As late February rolled around, I began my career with the Calico Group as part of the Media and Communications team. For those first few weeks, I learned the ropes, met countless new faces and started to get to grips with the task at hand.
Then, after only 3 weeks in the office, everything changed. Once a distant concern, the COVID-19 pandemic suddenly brought everything crashing to a halt. Our team suddenly needed to leave the office, embrace the Zoom call and begin working remotely from home. That was over three months ago.
Suddenly, we were thrown into red alert. Strategic planning was eclipsed by crisis comms as services adapted, guidance rapidly evolved and confirmed cases across the country exploded.
As starts go, this has certainly been interesting. My own experience is far from unique. Across the Calico Group, over forty people took up new positions in and around the onset of lockdown. Despite the varied nature of our roles, there are shared experiences among those commencing Calico careers during the COVID chaos.

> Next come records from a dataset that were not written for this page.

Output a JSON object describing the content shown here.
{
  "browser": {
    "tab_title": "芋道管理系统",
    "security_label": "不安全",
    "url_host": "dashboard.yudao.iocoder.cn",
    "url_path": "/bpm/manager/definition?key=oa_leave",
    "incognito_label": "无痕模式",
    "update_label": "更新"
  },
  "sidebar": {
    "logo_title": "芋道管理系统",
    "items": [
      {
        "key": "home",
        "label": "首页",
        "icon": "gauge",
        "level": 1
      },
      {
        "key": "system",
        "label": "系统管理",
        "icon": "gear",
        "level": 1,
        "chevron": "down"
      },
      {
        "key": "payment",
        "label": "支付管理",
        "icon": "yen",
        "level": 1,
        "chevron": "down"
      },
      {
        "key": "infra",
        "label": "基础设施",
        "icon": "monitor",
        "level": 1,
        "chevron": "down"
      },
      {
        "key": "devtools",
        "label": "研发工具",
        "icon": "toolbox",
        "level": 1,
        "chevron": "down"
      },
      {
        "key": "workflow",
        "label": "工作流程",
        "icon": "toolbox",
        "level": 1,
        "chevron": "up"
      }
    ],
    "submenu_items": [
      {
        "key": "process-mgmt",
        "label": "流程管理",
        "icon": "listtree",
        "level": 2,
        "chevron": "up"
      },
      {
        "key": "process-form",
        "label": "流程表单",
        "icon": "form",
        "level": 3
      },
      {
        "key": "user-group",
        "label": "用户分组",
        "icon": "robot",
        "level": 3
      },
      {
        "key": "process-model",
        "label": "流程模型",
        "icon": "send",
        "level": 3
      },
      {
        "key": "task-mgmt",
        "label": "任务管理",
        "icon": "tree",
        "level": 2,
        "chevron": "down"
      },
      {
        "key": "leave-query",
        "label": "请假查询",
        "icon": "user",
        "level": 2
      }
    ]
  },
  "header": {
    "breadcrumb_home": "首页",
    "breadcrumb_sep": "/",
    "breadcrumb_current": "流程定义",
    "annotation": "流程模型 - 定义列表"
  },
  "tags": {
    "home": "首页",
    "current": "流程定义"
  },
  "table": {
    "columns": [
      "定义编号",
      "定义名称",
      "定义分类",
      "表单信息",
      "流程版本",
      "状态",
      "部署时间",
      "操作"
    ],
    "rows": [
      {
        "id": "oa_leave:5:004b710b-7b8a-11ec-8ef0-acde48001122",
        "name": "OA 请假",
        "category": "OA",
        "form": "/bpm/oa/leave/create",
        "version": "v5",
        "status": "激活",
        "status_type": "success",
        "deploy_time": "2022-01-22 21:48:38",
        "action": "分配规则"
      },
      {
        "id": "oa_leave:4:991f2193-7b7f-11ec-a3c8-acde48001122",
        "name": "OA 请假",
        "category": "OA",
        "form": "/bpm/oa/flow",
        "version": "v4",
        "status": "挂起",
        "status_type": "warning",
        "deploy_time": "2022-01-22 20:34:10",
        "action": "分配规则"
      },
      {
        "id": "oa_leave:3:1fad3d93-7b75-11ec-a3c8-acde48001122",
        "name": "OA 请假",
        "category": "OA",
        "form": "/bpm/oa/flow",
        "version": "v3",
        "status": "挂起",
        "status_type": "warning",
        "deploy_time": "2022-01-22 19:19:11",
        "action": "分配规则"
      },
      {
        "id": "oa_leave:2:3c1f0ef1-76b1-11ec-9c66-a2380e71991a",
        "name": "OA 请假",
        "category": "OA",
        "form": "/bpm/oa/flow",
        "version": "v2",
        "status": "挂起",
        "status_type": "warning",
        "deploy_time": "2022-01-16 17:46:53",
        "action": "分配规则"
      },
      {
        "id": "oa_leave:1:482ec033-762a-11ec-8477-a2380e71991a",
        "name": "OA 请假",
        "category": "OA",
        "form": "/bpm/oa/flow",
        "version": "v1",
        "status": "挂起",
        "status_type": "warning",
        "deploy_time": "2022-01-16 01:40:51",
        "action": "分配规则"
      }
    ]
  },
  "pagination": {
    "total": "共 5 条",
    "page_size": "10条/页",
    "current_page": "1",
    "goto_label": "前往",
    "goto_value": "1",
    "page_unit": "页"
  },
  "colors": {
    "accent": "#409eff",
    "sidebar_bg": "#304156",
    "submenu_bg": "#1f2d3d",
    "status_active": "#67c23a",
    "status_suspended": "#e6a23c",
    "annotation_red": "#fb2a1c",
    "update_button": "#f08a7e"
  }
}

For those working from home, practicalities presented some early obstacles. For new Health and Safety Business Partner Janette, the first hurdle was where to set up shop. After joining Calico in early March, Janette suddenly found herself working from home. She says, “I had to adapt a spare room and kit it out with desking and suitable seating. Although initially an upheaval, I now have a good system going that enables me to work effectively.”
Cobbled together work spaces aside, home working has had some other, more social drawbacks for new starters. When asked about difficulties faced, Janette pinpointed, ‘The isolation. Not knowing who to go to when needing assistance with various elements of my role’. This isolation is even more pronounced within a varied organisation like Calico, where ‘getting to know staff roles and responsibilities and understanding the very diverse divisions of the group’ can be tough at the best of times.
Starting any role during a pandemic is daunting, but taking over as MD of a business presents some unique challenges. Luckily, new Calico Homes MD Mark was well-prepared for his unexpected bout of home working. As he recalls, ‘I was working from home and doing a lot of remote working in my previous organisation (…) so it hasn’t felt like too much of a shift!’. Like Janette, Mark has found getting to know the company he heads a little more difficult given the current climate, ‘I am not doing everything that I had probably planned – for example getting to know the neighbourhoods we work in and our customers (…) the situation has meant this has been difficult. ’
At frontline services like SafeNet, working practices have been adapted to allow vital support to continue. Here, new starters have seen a noticeable spike in demand throughout the pandemic. Sophie, a new refuge assistant at SafeNet reflects that ‘Some days are extremely busy, where the job can feel impossible’. Fortunately, she continues, ‘every day is different, and I think that’s something not to be taken for granted’. New domestic abuse support worker, Sarah, has found she has had to provide additional support to residents, many of whom ‘have faced extra anxieties’ as a result of the pandemic.
While starting new roles during a global pandemic hasn’t been ideal, a common theme from those I spoke to is that Calico has remained as welcoming as ever. Albeit from a safe distance. Beverley, Horizon’s new Safeguarding support worker, says it best, stating, ‘Even though these are difficult times, I have been made to feel welcome by colleagues and everyone is so helpful.’
This has certainly been my own experience. Whether it’s a quick call from a line manager just to check-in or a pair of incredibly helpful colleagues (thank you Lisa & Becca), Calico has quickly felt like home. When things do return to normal, which they will, us new starters will be stronger for this experience. In an ironic twist, the thing that isolates and distances us will ultimately draw us closer together. By starting when we did, we’ve metaphorically dived in at the deep end. The good news is, we’ve all come up swimming.